The Home Affairs Committee has urged the Government to prioritise policing in the Autumn Budget and the next Comprehensive Spending Review, warning that without additional funding for policing, there will be dire consequences for public safety and criminal justice.
In a report, ‘Policing for the Future’, which has been taking evidence on the changing demands of policing, the committee found that forces are struggling to cope in the face of changing and rising crimes, as a result of falling staff numbers, outdated technology, capabilities, structures, fragmentation and a failure of Home Office leadership.
It recommended major changes to the police response to new and growing crimes and warned that the Home Office could not continue to stand back while police forces struggle.
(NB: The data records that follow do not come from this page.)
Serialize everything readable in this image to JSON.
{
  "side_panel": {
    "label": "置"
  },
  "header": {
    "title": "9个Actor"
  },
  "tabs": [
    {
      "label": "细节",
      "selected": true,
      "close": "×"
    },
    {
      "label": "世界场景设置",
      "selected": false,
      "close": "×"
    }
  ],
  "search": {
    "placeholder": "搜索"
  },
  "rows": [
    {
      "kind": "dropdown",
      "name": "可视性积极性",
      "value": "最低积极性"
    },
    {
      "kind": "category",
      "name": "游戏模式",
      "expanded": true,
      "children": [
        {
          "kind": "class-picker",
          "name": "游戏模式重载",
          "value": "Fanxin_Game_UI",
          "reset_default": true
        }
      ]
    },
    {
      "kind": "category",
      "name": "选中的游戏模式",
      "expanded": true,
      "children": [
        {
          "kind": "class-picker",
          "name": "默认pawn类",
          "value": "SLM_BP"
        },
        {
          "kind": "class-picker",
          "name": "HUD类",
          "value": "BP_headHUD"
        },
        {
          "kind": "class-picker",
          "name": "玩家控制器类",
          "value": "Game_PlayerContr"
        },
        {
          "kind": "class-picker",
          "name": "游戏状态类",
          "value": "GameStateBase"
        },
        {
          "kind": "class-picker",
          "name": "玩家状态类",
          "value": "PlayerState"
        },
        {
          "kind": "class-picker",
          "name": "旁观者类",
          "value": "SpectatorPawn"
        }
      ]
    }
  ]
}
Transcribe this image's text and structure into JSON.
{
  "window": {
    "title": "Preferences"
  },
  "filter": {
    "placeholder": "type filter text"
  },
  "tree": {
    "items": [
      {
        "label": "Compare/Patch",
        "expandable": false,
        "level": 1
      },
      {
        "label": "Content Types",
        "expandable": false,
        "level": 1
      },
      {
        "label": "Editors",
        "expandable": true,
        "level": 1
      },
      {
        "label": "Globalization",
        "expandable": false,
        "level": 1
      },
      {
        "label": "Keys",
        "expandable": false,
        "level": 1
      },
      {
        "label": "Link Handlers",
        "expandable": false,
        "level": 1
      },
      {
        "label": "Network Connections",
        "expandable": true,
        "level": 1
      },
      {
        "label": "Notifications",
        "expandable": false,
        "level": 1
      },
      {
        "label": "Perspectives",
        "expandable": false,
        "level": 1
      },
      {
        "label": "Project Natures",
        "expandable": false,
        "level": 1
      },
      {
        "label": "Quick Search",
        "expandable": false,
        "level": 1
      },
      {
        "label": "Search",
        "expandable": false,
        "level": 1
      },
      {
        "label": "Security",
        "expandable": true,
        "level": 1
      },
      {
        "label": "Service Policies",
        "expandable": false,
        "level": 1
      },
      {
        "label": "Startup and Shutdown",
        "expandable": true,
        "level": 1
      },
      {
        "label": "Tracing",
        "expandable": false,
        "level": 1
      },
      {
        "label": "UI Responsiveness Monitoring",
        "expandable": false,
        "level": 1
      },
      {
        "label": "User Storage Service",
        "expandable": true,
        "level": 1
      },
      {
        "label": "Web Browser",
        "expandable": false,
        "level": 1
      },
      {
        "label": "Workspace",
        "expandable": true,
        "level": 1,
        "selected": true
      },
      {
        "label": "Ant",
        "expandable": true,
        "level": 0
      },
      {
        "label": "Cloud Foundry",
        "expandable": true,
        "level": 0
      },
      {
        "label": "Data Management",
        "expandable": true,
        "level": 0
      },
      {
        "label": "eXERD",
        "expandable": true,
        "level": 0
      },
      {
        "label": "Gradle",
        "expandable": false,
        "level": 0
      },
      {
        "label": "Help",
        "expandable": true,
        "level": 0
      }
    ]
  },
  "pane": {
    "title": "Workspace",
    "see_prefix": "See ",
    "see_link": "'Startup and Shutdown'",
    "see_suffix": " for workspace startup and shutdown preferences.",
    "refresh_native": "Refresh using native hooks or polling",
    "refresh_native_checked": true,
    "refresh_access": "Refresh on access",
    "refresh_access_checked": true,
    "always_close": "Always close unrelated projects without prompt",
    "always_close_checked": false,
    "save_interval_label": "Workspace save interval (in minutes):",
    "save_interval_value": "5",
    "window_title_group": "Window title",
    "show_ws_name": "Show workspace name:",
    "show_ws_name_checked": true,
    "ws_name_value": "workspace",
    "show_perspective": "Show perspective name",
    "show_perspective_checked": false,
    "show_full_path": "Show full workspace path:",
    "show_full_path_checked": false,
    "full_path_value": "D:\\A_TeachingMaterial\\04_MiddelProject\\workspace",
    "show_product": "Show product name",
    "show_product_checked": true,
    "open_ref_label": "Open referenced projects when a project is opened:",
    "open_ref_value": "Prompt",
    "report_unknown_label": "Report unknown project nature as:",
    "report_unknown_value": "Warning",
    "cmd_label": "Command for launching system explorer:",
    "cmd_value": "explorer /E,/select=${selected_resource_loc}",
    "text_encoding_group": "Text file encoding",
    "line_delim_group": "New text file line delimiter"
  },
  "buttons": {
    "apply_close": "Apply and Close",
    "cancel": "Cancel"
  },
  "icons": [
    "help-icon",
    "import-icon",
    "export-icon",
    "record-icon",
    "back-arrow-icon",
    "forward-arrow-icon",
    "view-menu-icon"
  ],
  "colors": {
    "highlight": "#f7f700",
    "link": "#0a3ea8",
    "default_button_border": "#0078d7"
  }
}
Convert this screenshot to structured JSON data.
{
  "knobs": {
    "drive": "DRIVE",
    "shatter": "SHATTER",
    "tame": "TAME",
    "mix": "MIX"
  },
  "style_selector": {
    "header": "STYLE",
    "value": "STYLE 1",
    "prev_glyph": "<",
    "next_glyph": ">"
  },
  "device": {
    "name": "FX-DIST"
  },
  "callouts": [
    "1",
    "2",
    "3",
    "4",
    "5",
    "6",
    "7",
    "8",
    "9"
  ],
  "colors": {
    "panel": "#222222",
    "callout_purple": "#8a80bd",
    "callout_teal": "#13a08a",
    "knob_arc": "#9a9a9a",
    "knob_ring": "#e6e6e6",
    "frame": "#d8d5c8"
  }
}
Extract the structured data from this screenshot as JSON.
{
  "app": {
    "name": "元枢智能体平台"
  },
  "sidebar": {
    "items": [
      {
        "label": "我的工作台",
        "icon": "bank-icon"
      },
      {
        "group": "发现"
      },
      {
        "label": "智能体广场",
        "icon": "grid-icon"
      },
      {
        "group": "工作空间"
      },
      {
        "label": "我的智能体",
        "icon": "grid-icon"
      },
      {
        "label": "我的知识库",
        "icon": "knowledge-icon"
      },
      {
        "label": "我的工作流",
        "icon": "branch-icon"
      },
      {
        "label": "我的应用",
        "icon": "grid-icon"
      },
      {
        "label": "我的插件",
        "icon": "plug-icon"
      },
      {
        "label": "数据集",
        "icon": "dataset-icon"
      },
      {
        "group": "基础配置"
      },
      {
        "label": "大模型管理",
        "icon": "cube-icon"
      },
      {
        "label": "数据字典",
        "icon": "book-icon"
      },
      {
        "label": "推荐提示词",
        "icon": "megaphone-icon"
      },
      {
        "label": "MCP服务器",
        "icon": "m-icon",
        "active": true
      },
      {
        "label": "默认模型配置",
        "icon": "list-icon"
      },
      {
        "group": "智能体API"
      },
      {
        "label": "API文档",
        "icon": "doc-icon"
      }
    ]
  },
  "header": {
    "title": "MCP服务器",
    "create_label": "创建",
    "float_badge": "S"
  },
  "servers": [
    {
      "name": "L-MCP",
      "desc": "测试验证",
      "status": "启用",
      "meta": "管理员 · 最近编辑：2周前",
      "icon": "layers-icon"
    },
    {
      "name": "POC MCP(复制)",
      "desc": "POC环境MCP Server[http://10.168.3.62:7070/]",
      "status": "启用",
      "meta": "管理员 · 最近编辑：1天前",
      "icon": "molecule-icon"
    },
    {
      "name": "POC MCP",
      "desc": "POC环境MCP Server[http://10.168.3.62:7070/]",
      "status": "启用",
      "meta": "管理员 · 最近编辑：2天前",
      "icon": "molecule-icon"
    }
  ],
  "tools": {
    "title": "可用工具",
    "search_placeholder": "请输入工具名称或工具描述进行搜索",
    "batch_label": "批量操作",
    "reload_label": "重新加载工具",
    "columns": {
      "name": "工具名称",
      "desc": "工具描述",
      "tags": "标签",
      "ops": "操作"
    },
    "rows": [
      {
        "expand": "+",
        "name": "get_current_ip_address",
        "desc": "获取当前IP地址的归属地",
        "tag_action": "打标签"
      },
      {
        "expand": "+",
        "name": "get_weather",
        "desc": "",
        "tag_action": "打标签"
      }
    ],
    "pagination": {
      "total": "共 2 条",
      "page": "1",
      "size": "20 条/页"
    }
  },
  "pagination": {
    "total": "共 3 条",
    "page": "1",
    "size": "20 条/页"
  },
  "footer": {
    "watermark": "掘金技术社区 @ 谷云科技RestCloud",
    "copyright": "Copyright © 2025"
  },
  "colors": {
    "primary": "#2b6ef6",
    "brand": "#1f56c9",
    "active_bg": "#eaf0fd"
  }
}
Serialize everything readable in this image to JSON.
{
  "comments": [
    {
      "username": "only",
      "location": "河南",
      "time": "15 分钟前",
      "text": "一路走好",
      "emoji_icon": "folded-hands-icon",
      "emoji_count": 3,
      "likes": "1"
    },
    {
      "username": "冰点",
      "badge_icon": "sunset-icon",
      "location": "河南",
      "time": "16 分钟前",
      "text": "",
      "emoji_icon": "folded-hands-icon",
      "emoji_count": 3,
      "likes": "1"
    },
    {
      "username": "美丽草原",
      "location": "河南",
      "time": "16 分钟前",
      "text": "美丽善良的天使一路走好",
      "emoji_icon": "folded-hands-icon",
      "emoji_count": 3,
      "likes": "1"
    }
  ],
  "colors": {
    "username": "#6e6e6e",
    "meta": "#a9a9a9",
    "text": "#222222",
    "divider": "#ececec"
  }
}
Yvette Cooper MP, the chair of the committee, said: “Police officers across the country are performing a remarkable public service in increasingly difficult circumstances, but forces are badly overstretched. Crime is up, charges and arrests are down, and the police service is struggling to respond effectively to emerging and growing challenges, such as online fraud and online child abuse.”
New data gathered by the committee shows neighbourhood policing has been cut by over 20 percent since 2010, and some forces have lost more than two thirds of their neighbourhood officers. Meanwhile, recorded crime was up 32 percent in 3 years – including steep rises in robbery, theft and vehicle crime – but charges and summons were down 26 percent, and police forces are overstretched.
The committee warned that the service risks a serious decrease in public safety and in confidence in the police and the wider justice system if these trends are not reversed.
“Neighbourhood policing lies at the heart of British policing, and it has reached an unacceptable state,” commented Stephen Doughty MP, a Labour Member of the Committee.
“While capacity varies across forces in England and Wales, overall we found that they have lost at least a fifth of their neighbourhood policing capacity since 2010. Once those crucial local relationships are lost, it is very difficult to rebuild them, and they are vital to so many areas of policing, from counter-terrorism to serious organised crime.”
Responding to the report, James Lowman, chief executive of the Association of Convenience Stores (ACS), said: “The Home Affairs Committee report highlights the significant pressures that police forces are under to deal with the rising levels of crime. Convenience stores are an all-too frequent target for robberies, theft, verbal abuse, ram raids and attacks on retailers and staff.
“We need a collaborative approach to ensure that crimes are being dealt with properly rather than being ‘screened out’ or ignored. This means beat police officers, neighbourhood policing teams, police and crime commissioners, the courts and rehabilitation programmes all playing their part. Retailers are investing record amounts in crime prevention measures, but they must be supported by the police and the justice system.”
Research conducted by ACS earlier this year showed that 82 percent of retailers are concerned about the consistency of the response from police, with 73 percent dissatisfied with the time taken for the police to respond to incidents.